Flavor ~ Usually I say, tastes like beer... but not this time. I have to say, this lambic instantly and completely assaulted my mouth. The first flavors/tastes were overwhelmingly sour vinegary bitter orange. I couldn't get past that. I swallowed it and it immediately felt like someone punched me in the stomach. Also, my tongue felt very pruned.

I thought, crap... I got a bad bottle... we went upstairs to read reviews online....

You can read reviews here.

I guess it's supposed to be funky... stinky cheese rind, wet dog, funky barnyard, dirty socks... those are actual (good??) reviews! (why do people really want to drink this???)

So Jon & I were busy trying to name all of the funky flavors in this bitter nasty brew. The next day, I realized that he'd never actually said if liked it. He likes things that I find completely revolting, so I really had no idea.

He said that he didn't like it. It was a challenge to drink or to find any redeeming qualities about it.

So there you have it! If you like SOUR, bitter, funky barnyard in your brew, this Lambic is for you!


Maria said...

Great review!

Bob said...

Hm, well I'm all set with a damp barnyard in my mouth. Great review though. ;)

Tangled Noodle said...

I think I'll stick to Lindeman's (Peche/Peach is my favorite)! Thanks for sacrificing your tastebuds for this review!

Spryte said...

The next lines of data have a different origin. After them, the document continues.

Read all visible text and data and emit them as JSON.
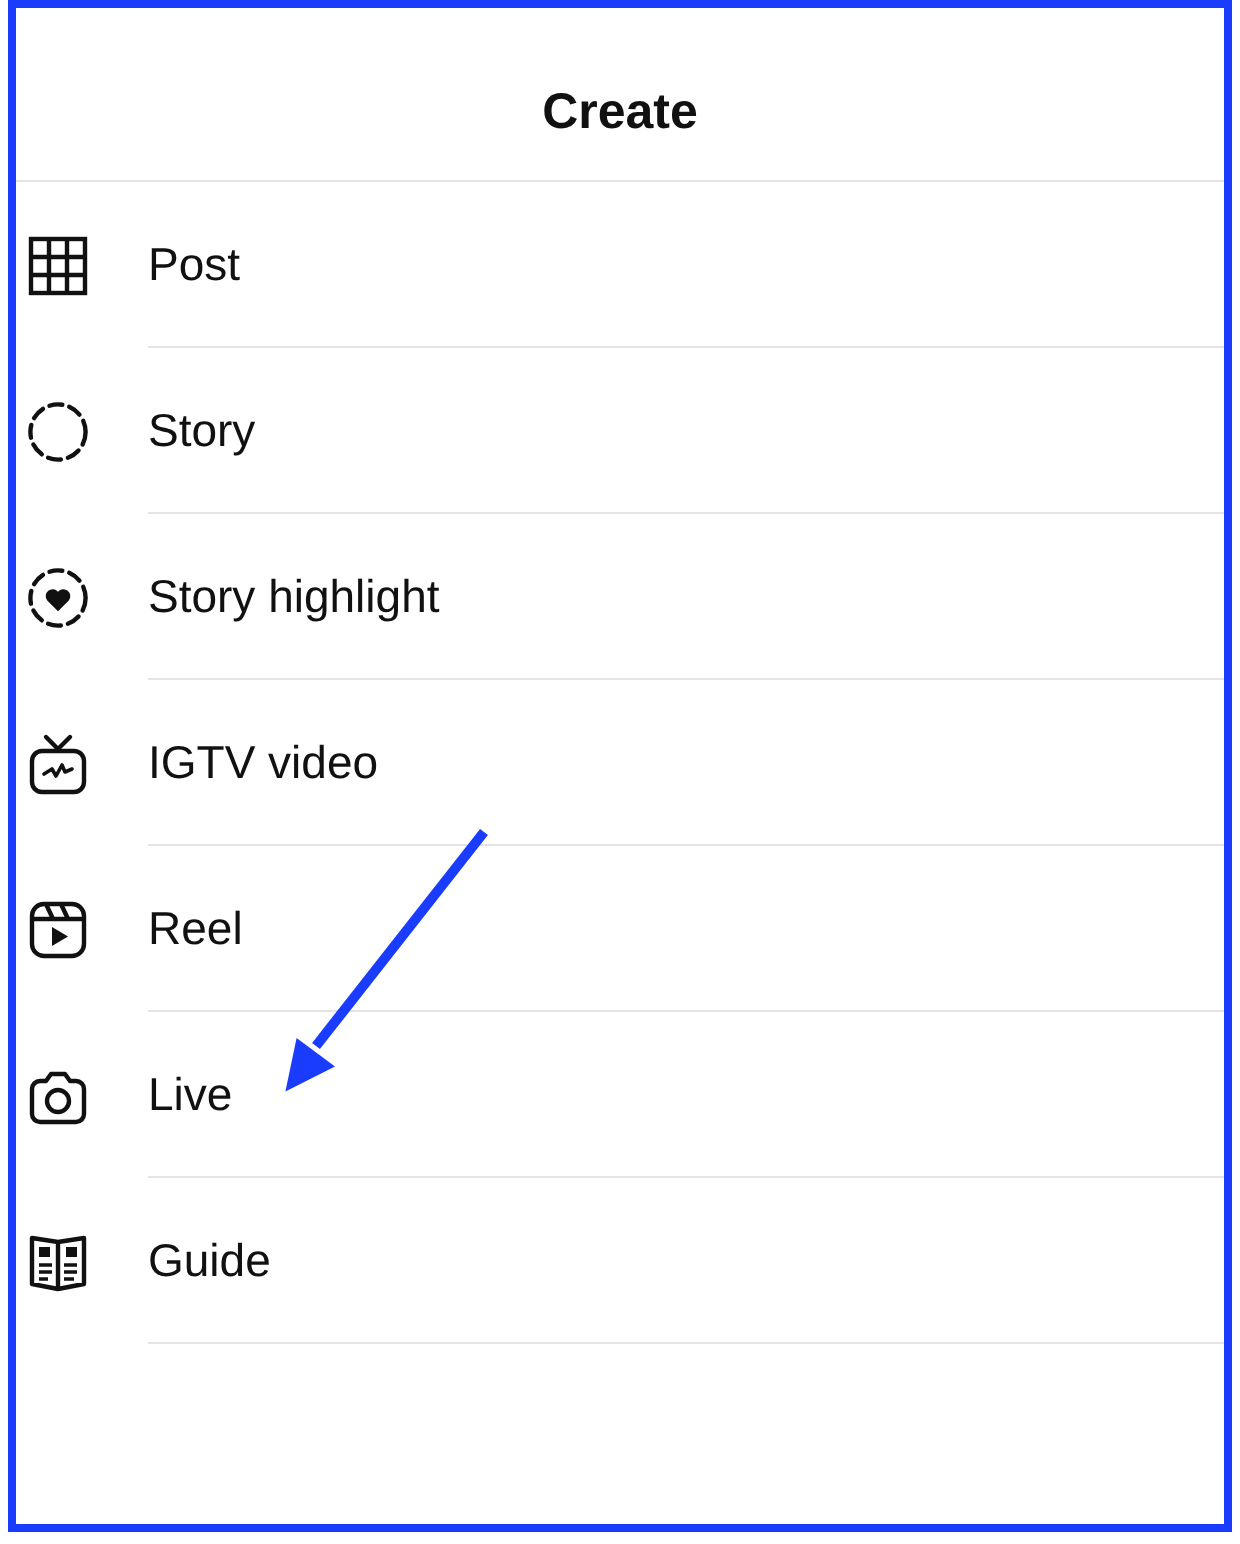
{
  "sheet": {
    "title": "Create",
    "items": [
      {
        "label": "Post",
        "kind": "post"
      },
      {
        "label": "Story",
        "kind": "story"
      },
      {
        "label": "Story highlight",
        "kind": "highlight"
      },
      {
        "label": "IGTV video",
        "kind": "igtv"
      },
      {
        "label": "Reel",
        "kind": "reel"
      },
      {
        "label": "Live",
        "kind": "live"
      },
      {
        "label": "Guide",
        "kind": "guide"
      }
    ]
  }
}
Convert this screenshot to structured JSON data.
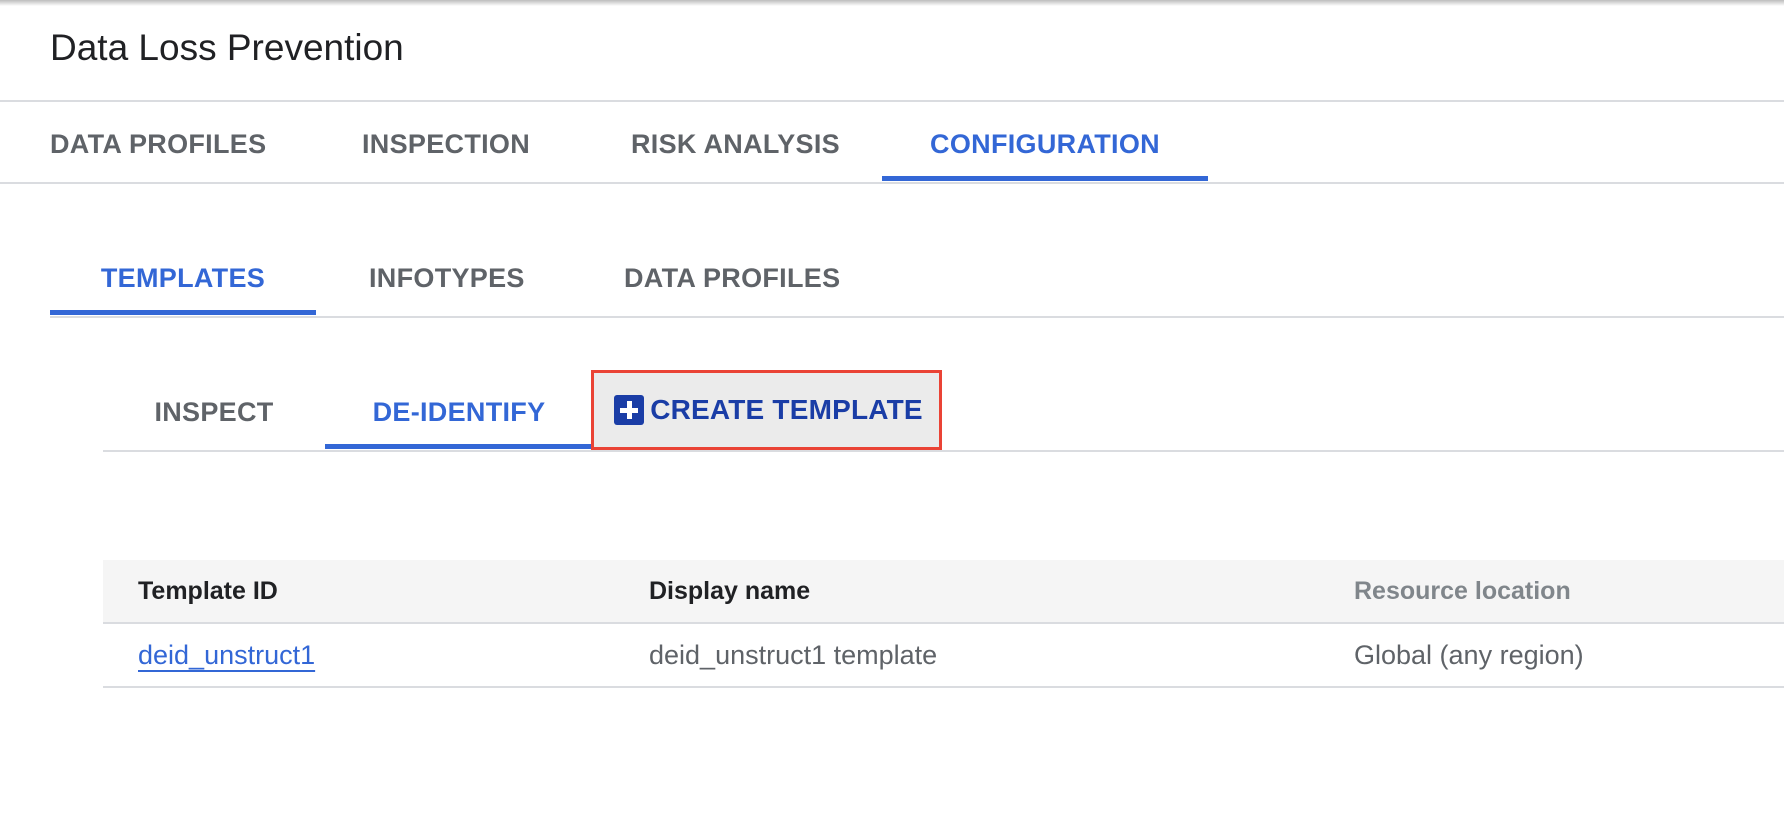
{
  "header": {
    "title": "Data Loss Prevention"
  },
  "main_tabs": [
    {
      "label": "DATA PROFILES",
      "active": false
    },
    {
      "label": "INSPECTION",
      "active": false
    },
    {
      "label": "RISK ANALYSIS",
      "active": false
    },
    {
      "label": "CONFIGURATION",
      "active": true
    }
  ],
  "config_tabs": [
    {
      "label": "TEMPLATES",
      "active": true
    },
    {
      "label": "INFOTYPES",
      "active": false
    },
    {
      "label": "DATA PROFILES",
      "active": false
    }
  ],
  "template_tabs": [
    {
      "label": "INSPECT",
      "active": false
    },
    {
      "label": "DE-IDENTIFY",
      "active": true
    }
  ],
  "create_button": {
    "label": "CREATE TEMPLATE",
    "icon": "plus-box-icon"
  },
  "table": {
    "columns": [
      "Template ID",
      "Display name",
      "Resource location"
    ],
    "rows": [
      {
        "template_id": "deid_unstruct1",
        "display_name": "deid_unstruct1 template",
        "location": "Global (any region)"
      }
    ]
  },
  "colors": {
    "accent": "#3367d6",
    "button_text": "#1a3da6",
    "highlight_border": "#ea4335"
  }
}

It was funny, I was reading all of your comments to Jon and at the same time we both said how awful that was!